Australia named the ‘happiest’ country – but what is happiness?
For a third year running, the Aussie lifestyle has made the grade for being the happiest, according to the Better Life Index, provided by the Organisation for Economic Co-operation and Development (OECD).
The survey took into account work-life balance, safety, income and housing. Analysing 36 industrialised countries, it found 84% of Australians “have more positive experiences in an average day than negative ones.” Thus it is not surprising that between 2005 and 2010, nearly 107,000 Britons emigrated to the country in search of a better life.
The happiest countries
Brits shouldn’t be too disheartened as they came in 10th place, ahead of the French (18th) and Spanish (20th). A strong sense of inter-reliability and community is prevalent in the UK, with 95 per cent of people believing they have someone to call on in times of need. High employment rates with 70 per cent of Britons aged between 15 and 64 employed, add to the sense of well-being.
Sweden and Canada also fared well in the ranking, coming just behind Australia in second and third place respectively. Factors contributing to happiness include the Canadian average disposable income of US$28,194 a year, substantially higher than the OECD average of US$23,047. While in Sweden only 1% of employees work very long hours, considerably less than the OECD average of 9%.
Notably further down on the happiness scale were Mexico (35th) and Turkey (36th). Contributing factors to the poor score include: just 48% of people aged 15 to 64 in Turkey having a paid job and only 36% of adults in Mexico aged 25-64 earning the equivalent of a high-school degree.
But what makes a country happy? According to the OECD, young people consider work-life balance as a major factor in happiness, however civic engagement and health is viewed as more of a priority for the older community.
The findings further demonstrate that Latin American countries tend to be more concerned about their material needs as opposed to factors such as life satisfaction and education which is deemed more of a priority in North America.
However, it is important to note that happiness indexes can be heavily subjective.

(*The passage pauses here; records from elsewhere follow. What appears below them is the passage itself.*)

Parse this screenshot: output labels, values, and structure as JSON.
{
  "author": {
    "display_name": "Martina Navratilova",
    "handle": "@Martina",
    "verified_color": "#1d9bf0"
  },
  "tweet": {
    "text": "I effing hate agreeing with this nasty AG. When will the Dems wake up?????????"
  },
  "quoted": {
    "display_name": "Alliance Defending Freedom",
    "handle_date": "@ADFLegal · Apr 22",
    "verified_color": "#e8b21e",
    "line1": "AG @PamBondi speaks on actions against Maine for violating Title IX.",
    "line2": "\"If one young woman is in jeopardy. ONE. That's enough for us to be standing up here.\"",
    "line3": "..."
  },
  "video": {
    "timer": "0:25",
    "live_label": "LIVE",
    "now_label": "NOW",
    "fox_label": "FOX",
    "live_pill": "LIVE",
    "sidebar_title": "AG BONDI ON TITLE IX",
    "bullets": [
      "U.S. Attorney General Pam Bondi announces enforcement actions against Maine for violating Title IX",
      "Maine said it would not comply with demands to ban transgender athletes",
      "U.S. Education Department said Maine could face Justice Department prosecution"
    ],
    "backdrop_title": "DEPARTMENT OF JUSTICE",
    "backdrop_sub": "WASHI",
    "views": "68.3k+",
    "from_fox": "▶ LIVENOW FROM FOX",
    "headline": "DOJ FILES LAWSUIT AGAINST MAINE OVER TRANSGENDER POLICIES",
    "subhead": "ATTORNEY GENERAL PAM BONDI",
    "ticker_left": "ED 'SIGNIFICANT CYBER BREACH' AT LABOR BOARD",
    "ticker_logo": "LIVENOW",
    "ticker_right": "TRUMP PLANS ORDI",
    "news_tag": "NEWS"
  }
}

Other studies measuring happiness, such as the Happy Planet Index, have ranked Mexico and Turkey relatively high, in 22nd and 44th place respectively. In this index Costa Rica grabs the top spot out of 151 countries analysed.
In the past, global media outlets have been quick to both praise economic growth and slate decline, as it has been considered a chief indicator to assess a country’s performance. However, countries have rapidly reduced their emphasis on the indicator to assess their prosperity.
In 2007, the European Union created its “Beyond GDP” initiative, promoting environmental and social aspects of life that GDP alone cannot demonstrate. Moreover in 2010, the Office of National Statistics in the UK was commissioned as one of the first countries to track happiness and well-being of its population and define it as a core objective.
In an unpredictable global economy, emphasis on a population’s happiness is regarded as more crucial than ever. However, faced with a new generation of crumbling economies, could happiness and its subjective index be a new form of big talk to trigger media attention and boost the morale of struggling populations?
Secretary-General, Angel Gurrí of the OECD maintains that the Better Life Index “goes beyond the cold, hard numbers of GDP to really get an understanding about what matters for people and about what they want and need out of their lives and their societies.”
Do you think happiness of a country can be measured in this way? How happy is your country? Read more about the OECDs Guidelines on Measuring Subjective Well-being.